Work required = How many of the lines below include the word "Valor"? Only the number should be given.

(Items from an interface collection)
──────────

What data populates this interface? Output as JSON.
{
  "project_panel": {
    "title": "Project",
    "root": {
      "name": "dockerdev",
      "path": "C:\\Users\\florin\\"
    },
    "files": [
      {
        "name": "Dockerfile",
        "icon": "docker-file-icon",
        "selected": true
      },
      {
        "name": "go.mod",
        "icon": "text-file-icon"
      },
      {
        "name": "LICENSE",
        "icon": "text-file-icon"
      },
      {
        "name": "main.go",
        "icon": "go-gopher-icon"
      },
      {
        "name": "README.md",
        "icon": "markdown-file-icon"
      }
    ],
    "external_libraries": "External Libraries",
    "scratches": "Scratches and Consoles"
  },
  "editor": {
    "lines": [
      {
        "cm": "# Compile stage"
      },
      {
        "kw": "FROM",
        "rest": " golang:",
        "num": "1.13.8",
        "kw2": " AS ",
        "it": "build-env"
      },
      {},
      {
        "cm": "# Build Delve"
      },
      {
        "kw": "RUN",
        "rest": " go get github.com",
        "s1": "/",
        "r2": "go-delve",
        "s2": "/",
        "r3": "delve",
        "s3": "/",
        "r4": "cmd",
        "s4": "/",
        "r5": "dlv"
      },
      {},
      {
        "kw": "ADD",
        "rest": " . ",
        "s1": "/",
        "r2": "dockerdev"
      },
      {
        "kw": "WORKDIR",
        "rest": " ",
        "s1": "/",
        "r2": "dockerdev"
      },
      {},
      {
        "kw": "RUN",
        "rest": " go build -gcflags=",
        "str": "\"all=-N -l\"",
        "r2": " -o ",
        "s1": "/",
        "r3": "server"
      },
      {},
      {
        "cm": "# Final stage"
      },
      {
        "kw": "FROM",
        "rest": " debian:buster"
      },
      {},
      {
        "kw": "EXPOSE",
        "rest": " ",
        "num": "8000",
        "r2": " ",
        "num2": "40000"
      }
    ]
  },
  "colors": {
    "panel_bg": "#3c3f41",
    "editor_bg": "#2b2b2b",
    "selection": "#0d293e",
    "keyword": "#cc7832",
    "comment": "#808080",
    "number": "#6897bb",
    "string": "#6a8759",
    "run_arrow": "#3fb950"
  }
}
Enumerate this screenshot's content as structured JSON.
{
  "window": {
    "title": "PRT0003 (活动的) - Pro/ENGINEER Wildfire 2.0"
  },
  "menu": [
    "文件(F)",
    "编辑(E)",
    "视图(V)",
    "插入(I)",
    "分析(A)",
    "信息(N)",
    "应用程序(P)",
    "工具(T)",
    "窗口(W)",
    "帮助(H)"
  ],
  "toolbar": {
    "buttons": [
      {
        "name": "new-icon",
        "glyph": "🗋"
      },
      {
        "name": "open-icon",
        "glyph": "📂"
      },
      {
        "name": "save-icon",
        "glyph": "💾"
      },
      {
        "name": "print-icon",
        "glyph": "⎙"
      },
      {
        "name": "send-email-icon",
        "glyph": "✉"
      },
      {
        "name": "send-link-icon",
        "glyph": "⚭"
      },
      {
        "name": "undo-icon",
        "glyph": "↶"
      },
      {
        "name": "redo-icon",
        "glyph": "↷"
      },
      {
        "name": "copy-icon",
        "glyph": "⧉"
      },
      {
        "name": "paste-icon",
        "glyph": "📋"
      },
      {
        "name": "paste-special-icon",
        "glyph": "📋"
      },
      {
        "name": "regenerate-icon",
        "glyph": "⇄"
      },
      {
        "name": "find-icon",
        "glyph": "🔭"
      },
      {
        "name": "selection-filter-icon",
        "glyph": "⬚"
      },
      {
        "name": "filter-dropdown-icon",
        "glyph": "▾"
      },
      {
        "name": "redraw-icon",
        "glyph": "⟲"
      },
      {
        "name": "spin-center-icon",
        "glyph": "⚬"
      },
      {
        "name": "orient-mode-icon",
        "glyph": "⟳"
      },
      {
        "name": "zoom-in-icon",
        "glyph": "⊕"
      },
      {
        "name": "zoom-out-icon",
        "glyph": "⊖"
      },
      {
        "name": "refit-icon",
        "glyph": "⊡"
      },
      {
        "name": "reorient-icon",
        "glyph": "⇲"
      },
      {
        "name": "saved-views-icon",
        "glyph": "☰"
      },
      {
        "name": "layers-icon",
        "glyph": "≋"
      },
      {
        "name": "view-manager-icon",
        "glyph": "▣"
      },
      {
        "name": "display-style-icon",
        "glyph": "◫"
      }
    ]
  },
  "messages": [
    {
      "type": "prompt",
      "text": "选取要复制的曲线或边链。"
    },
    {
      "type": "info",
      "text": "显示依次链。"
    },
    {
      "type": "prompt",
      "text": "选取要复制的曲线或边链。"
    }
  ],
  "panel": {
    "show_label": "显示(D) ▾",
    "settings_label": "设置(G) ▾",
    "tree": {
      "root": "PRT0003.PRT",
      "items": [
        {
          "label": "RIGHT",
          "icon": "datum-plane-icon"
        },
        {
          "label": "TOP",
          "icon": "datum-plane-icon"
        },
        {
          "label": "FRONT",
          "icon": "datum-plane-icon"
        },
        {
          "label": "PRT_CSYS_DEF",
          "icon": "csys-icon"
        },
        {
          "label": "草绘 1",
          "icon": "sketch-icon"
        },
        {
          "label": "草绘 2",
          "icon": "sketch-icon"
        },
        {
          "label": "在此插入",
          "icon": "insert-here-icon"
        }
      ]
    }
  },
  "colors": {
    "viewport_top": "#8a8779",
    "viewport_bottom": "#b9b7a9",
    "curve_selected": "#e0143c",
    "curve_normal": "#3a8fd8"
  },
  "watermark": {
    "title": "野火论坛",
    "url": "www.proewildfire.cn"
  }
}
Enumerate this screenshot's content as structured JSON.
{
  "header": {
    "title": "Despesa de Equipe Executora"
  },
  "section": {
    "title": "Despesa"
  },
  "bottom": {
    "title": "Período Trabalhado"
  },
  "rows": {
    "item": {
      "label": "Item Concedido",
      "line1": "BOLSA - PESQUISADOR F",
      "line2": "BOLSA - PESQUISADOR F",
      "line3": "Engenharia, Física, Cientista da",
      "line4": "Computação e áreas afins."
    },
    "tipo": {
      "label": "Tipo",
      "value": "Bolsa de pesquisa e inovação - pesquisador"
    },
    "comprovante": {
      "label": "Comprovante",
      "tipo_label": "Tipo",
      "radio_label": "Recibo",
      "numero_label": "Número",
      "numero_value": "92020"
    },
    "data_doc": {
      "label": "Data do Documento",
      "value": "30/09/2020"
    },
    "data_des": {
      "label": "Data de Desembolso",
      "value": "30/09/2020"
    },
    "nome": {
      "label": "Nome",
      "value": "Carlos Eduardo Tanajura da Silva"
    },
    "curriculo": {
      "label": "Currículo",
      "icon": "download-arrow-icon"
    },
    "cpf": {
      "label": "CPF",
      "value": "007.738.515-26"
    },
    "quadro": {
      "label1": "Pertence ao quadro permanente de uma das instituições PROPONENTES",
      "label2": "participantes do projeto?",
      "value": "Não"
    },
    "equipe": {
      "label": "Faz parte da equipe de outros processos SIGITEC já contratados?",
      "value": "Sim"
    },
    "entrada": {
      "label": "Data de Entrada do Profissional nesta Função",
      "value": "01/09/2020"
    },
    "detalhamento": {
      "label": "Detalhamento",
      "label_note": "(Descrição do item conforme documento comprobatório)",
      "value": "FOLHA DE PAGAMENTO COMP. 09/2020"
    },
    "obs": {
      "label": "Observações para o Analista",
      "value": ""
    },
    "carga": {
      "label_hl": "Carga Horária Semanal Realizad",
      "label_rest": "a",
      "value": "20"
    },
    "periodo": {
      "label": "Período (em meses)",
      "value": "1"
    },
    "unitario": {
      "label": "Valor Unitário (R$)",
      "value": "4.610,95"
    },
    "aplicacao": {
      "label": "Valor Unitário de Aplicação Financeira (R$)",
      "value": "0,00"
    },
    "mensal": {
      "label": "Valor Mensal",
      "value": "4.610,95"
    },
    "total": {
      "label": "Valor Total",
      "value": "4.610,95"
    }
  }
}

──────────

Problem solution = 4